– Kosher Salt & freshly ground black pepper to taste
– EVOO

1. Wash carrots, then peel and cut into 1/4 inch rounds. Even though you’re peeling the skins, these still grew in the ground and are dirty. Peeling the skin is going to drag any debris from the carrot skin into the carrot itself unless you wash them beforehand.

2. Toss carrots with a glug of olive oil and sprinkle generously with kosher salt.  
3. Arrange in a single layer on a baking sheet, then broil on high until the brown and soften, flipping every five minutes or so. If the carrots get blackened edges a little, don’t worry – this actually adds a nice dimension to the soup.

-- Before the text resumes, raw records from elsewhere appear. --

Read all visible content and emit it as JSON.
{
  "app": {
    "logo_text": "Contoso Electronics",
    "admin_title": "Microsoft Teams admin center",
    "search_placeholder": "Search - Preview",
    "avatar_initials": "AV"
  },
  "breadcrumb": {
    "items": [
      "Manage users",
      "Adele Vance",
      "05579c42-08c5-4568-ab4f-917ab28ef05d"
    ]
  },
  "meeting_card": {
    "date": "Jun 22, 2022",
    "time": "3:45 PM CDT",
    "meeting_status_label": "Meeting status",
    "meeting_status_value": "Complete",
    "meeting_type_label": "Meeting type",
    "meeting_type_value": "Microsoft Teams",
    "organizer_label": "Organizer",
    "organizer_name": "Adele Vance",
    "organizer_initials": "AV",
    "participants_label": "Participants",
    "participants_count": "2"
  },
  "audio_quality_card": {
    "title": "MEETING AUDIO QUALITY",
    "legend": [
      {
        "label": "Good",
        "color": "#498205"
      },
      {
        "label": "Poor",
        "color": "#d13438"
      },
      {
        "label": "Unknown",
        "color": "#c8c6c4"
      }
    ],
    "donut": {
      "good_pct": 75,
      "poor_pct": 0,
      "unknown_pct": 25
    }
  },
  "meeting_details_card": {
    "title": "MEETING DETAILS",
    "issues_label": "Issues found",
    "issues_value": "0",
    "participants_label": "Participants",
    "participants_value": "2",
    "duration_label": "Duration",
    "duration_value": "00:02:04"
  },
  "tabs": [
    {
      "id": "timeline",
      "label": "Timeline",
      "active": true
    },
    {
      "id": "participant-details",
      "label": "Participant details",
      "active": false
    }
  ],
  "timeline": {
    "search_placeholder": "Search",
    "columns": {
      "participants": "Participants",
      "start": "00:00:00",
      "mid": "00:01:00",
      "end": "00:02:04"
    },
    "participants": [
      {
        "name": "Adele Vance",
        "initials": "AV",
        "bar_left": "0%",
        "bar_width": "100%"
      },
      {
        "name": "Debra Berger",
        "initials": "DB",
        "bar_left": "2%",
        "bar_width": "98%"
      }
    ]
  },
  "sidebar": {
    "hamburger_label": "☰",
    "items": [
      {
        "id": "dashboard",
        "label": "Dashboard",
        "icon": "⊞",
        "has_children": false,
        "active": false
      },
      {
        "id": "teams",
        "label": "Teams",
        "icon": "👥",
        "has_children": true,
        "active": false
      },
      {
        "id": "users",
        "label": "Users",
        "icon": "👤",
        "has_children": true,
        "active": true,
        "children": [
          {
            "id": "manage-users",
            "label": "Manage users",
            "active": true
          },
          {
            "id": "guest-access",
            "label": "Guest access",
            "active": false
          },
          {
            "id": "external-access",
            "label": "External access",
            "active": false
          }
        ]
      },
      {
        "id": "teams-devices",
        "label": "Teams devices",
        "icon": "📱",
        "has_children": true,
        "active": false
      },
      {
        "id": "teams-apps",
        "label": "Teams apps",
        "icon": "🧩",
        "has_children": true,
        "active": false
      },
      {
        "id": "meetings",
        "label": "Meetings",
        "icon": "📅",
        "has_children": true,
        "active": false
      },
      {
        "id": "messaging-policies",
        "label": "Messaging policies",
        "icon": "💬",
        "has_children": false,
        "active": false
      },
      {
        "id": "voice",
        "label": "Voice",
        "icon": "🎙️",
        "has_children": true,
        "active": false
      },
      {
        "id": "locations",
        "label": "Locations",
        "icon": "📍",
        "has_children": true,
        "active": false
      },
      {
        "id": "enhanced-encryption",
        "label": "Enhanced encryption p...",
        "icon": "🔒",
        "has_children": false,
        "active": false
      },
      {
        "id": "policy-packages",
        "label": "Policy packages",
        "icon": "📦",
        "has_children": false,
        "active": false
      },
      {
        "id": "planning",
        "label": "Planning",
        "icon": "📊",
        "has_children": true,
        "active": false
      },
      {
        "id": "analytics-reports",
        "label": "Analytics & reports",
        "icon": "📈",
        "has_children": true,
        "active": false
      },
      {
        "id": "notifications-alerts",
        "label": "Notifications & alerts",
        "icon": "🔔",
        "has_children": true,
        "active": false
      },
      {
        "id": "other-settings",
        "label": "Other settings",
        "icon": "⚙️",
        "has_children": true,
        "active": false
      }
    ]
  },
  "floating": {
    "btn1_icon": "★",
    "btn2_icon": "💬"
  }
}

2. In a smaller saucepan, bring vegetable stock to a boil, then add peeled ginger and thyme spring. Simmer 15 minutes (while the carrots are roasting).

3. Meanwhile, in the pot you’re going to use for your soup (I use a Le Creuset Dutch Oven for this, and just about everything else – it’s borderline impossible to mess up cooking in these), “sweat” the onion in 1 T. olive oil and a pinch of kosher salt over medium-high heat until soft and translucent.  Add garlic and stir until fragrant (90 seconds or so), then add carrots.

4. Remove the ginger and thyme from the vegetable stock and discard.  Add stock to the pot with the onion and carrot mixture. Bring to a boil and then simmer 5-10 minutes until the carrots are soft.
5. Using an immersion blender (this one looks fantastic) or a regular blender, puree the soup. If you use a regular blender, make sure your soup has cooled – if it’s hot, it could explode in the blender.

6. When soup is pureed, salt and pepper to taste. Garnish with thyme sprigs to make it look pretty. We had this soup, a roast chicken, and a salad with local greens for the first meal I cooked in over a week. So good.